WHAT YOU ARE ASKED TO DO :: Every line of the data below should be retyped exactly.
============
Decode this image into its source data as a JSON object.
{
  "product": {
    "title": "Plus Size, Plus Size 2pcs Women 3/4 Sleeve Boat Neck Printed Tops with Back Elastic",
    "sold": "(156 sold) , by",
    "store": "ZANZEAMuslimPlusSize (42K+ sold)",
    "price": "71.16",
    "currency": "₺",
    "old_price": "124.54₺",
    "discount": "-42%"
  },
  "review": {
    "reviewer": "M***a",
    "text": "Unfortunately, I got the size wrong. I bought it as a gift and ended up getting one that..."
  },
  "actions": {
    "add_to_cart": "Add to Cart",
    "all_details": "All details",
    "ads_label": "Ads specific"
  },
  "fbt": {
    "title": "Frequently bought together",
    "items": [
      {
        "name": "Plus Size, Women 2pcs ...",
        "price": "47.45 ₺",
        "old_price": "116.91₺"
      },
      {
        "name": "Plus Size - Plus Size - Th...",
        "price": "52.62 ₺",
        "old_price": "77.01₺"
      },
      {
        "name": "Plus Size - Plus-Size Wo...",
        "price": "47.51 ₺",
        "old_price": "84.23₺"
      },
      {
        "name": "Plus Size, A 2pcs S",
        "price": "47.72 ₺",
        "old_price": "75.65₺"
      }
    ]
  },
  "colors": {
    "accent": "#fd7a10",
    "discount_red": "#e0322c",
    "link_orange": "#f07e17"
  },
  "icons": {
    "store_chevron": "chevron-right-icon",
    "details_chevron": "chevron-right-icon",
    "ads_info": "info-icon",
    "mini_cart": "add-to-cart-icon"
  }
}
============
EXERCISE OUTPUT ::
Decode this image into its source data as a JSON object.
{
  "product": {
    "title": "Plus Size, Plus Size 2pcs Women 3/4 Sleeve Boat Neck Printed Tops with Back Elastic",
    "sold": "(156 sold) , by",
    "store": "ZANZEAMuslimPlusSize (42K+ sold)",
    "price": "71.16",
    "currency": "₺",
    "old_price": "124.54₺",
    "discount": "-42%"
  },
  "review": {
    "reviewer": "M***a",
    "text": "Unfortunately, I got the size wrong. I bought it as a gift and ended up getting one that..."
  },
  "actions": {
    "add_to_cart": "Add to Cart",
    "all_details": "All details",
    "ads_label": "Ads specific"
  },
  "fbt": {
    "title": "Frequently bought together",
    "items": [
      {
        "name": "Plus Size, Women 2pcs ...",
        "price": "47.45 ₺",
        "old_price": "116.91₺"
      },
      {
        "name": "Plus Size - Plus Size - Th...",
        "price": "52.62 ₺",
        "old_price": "77.01₺"
      },
      {
        "name": "Plus Size - Plus-Size Wo...",
        "price": "47.51 ₺",
        "old_price": "84.23₺"
      },
      {
        "name": "Plus Size, A 2pcs S",
        "price": "47.72 ₺",
        "old_price": "75.65₺"
      }
    ]
  },
  "colors": {
    "accent": "#fd7a10",
    "discount_red": "#e0322c",
    "link_orange": "#f07e17"
  },
  "icons": {
    "store_chevron": "chevron-right-icon",
    "details_chevron": "chevron-right-icon",
    "ads_info": "info-icon",
    "mini_cart": "add-to-cart-icon"
  }
}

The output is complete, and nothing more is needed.